Move $content_width declaration inside _s_setup() #100

Closed
michiecat opened this Issue Nov 2, 2012 · 9 comments

Projects

None yet

8 participants

@michiecat
Contributor

On one of the articles in theThemeShaper WordPress Theme Tutorial: 2nd Edition Series, which uses code based on _s, it's been suggested in the comments that $content_width should be moved inside _s_setup().

Here is the reason given in the comments (by Justin Tadlock):

"This makes sure that it’s easy for child themes to know exactly what point to overwrite it. It also allows you to get rid of the isset() check."

(I'm aware that _s is not intended to be a parent theme, though.)

Chip Bennett commented:

"We (the Theme Review Team) have been trying to move developers more toward putting everything in functions.php inside callbacks. Is there any advantage/disadvantage in doing so with $content_width?"

Opinions?

@ashfame
Contributor
ashfame commented Nov 2, 2012

+1 Chances of a theme built using _s ending up being used as a parent theme is significant, like any other normal theme.

@mfields
Contributor
mfields commented Nov 2, 2012

I looked into this a bit last night and tested with a bunch of plugins. What I discovered is that there is practically no difference between setting $content_width inside or outside a function hooked into after_setup_theme. To quote the Codex:

[after_setup_theme] is the first action hook available to themes, triggered immediately after the active theme's functions.php file is loaded.

I looked through core and there are no actions fired between the time where functions.php is loaded and when the action is fired.

Personally, I like the idea of moving the setting of this variable into a function hooked into after_setup_theme. Can anyone think of a reason not to do it?

@lancewillett
Member
Can anyone think of a reason not to do it?

Yes. Through many bugs with plugins and much trial and error we've found that the best approach is defining the first content_width value outside all functions.

The base definition won't work if it fires on actions like after_setup_theme or template_redirect because it will happen too late for plugins like Post by Email and Tiled Galleries (both in use on WP.com and both are in or coming soon to Jetpack).

Other secondary content_width calculations (based on widget areas, page template, etc) can be in a hooked function, however — that's fine.

@justintadlock
The base definition won't work if it fires on actions like after_setup_theme or template_redirect because it will happen too late for plugins like Post by Email and Tiled Galleries (both in use on WP.com and both are in or coming soon to Jetpack).

Those plugins are going to run into many issues with themes adding $content_width on the after_setup_theme hook in that case, which is what we recommend at the Theme Review Team and I'm guessing many, many themes developers (such as myself) are already doing. I'd recommend passing this info along to whoever's on the dev team for those plugins to let them know to update them.

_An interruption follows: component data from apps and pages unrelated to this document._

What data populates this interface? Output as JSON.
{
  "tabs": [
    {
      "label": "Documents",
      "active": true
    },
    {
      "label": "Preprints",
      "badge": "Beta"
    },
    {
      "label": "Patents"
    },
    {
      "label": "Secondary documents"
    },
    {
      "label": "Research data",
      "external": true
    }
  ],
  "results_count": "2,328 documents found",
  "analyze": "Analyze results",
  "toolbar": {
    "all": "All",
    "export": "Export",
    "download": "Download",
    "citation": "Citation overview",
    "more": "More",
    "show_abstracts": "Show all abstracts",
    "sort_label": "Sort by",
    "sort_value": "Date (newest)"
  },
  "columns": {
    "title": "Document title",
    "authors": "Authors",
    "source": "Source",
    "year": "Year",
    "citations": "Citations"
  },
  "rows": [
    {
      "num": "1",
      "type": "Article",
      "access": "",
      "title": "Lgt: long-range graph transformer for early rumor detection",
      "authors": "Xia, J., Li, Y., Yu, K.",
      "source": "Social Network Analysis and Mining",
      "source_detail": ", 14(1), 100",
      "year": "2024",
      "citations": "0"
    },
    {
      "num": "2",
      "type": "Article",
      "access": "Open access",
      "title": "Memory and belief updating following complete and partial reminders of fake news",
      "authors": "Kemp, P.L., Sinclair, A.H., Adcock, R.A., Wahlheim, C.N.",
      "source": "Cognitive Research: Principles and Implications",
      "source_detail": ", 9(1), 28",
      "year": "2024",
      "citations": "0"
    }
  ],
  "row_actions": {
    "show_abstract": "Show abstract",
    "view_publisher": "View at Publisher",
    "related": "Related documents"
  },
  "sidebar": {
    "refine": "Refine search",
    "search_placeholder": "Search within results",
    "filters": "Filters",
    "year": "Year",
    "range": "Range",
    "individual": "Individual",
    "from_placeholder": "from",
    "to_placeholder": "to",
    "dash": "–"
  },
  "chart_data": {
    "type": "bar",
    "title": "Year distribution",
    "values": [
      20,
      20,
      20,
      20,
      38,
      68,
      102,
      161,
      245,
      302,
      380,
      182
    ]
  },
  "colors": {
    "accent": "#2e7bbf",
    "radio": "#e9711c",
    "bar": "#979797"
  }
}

I can't think of any reason a plugin would assume the $content_width is defined any earlier than after_setup_theme. We have an appropriate hook for theme setup; plugins should respect that.

It definitely shouldn't happen on template_redirect. That hook would obviously be inappropriate.

@mfields
Contributor
mfields commented Feb 3, 2013

I think this ticket should be closed for the following reasons:

  1. $content_width is a global variable, it is a best practice to set globals as early as possible in the global scope. _s currently does this.
  2. All "Twenty" themes bundled with core use a similar method as _s. We try to model our code after core as much as possible.
  3. _s conditionally sets $content_width meaning that child theme can override it by setting it anywhere in the file.
@philiparthurmoore
Collaborator

I think this ticket should be closed...

Agreed. Closing it.

@ramiy
ramiy commented Feb 6, 2013

Guys, i created documentation on the codex for $content_width:
http://codex.wordpress.org/Content_Width

And check out the tract ticket #21256 (http://core.trac.wordpress.org/ticket/21256), may be relevant to this discussion.

@chipbennett

Underscores doing something the right way - such as defining $content_width inside the Theme setup callback hooked into after_setup_theme - should not be dependent upon Plugins that are doing something the wrong way.

I disagree with the argument that globals should be set as early as possible. They should be set where they would logically be expected to be set. In the case of a Theme-defined global, that would be after_setup_theme.

Lots of Theme developers are now using Underscores as the basis for the Themes that they submit to the Theme directory - and they're all having to modify it to move the $content_width definition inside the setup function where it belongs.

Do I need to go submit patches for all the Twenty-X Themes, so that Underscores can then conform to the core-bundled Theme behavior?

And @raimy +1 to your patch!

@lancewillett
Member

I agree with comments on the core Trac ticket that content width needs a complete re-think.

About this specific change: I still feel we should keep the current code as-is, in both _s and core themes. It's a pragmatic approach, working around things that are broken (like certain plugins). It speaks to one of the most central WordPress values of backward compatibility.

Sign up for free to join this conversation on GitHub. Already have an account? Sign in to comment